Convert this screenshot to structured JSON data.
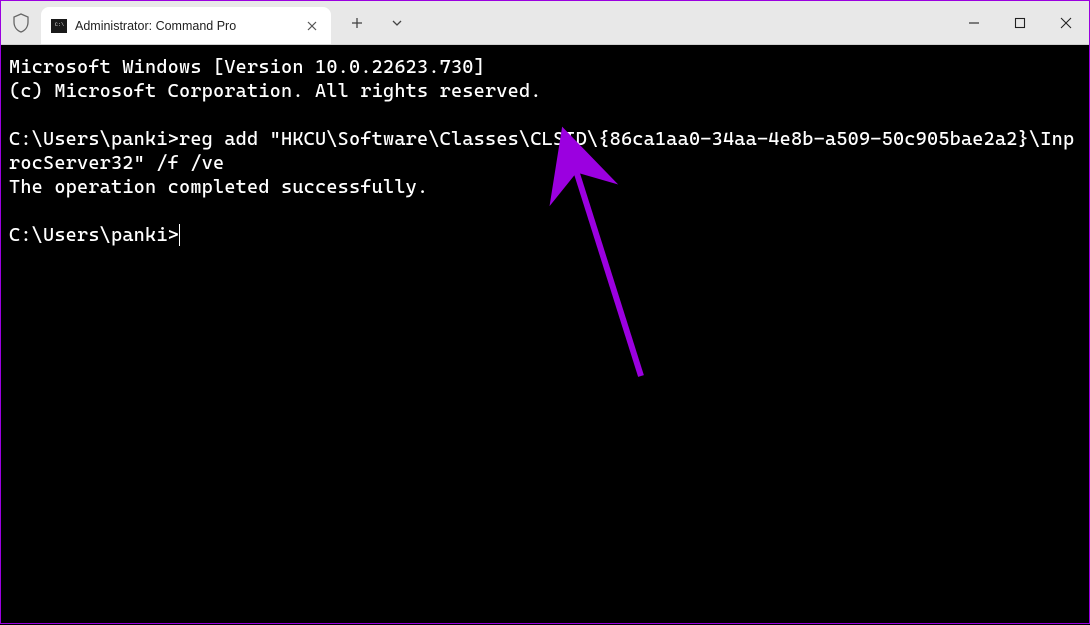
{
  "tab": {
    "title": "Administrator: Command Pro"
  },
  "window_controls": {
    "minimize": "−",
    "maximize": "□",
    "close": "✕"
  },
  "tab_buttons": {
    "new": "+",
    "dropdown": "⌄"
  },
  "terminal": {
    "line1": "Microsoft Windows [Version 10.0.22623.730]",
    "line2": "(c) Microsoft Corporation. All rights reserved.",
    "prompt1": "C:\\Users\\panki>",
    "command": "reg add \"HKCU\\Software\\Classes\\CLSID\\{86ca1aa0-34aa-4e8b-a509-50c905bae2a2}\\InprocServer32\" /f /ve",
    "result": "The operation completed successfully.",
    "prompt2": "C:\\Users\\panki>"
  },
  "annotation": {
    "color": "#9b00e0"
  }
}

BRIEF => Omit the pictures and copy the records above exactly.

COMPLETED EXERCISE =>
Convert this screenshot to structured JSON data.
{
  "tab": {
    "title": "Administrator: Command Pro"
  },
  "window_controls": {
    "minimize": "−",
    "maximize": "□",
    "close": "✕"
  },
  "tab_buttons": {
    "new": "+",
    "dropdown": "⌄"
  },
  "terminal": {
    "line1": "Microsoft Windows [Version 10.0.22623.730]",
    "line2": "(c) Microsoft Corporation. All rights reserved.",
    "prompt1": "C:\\Users\\panki>",
    "command": "reg add \"HKCU\\Software\\Classes\\CLSID\\{86ca1aa0-34aa-4e8b-a509-50c905bae2a2}\\InprocServer32\" /f /ve",
    "result": "The operation completed successfully.",
    "prompt2": "C:\\Users\\panki>"
  },
  "annotation": {
    "color": "#9b00e0"
  }
}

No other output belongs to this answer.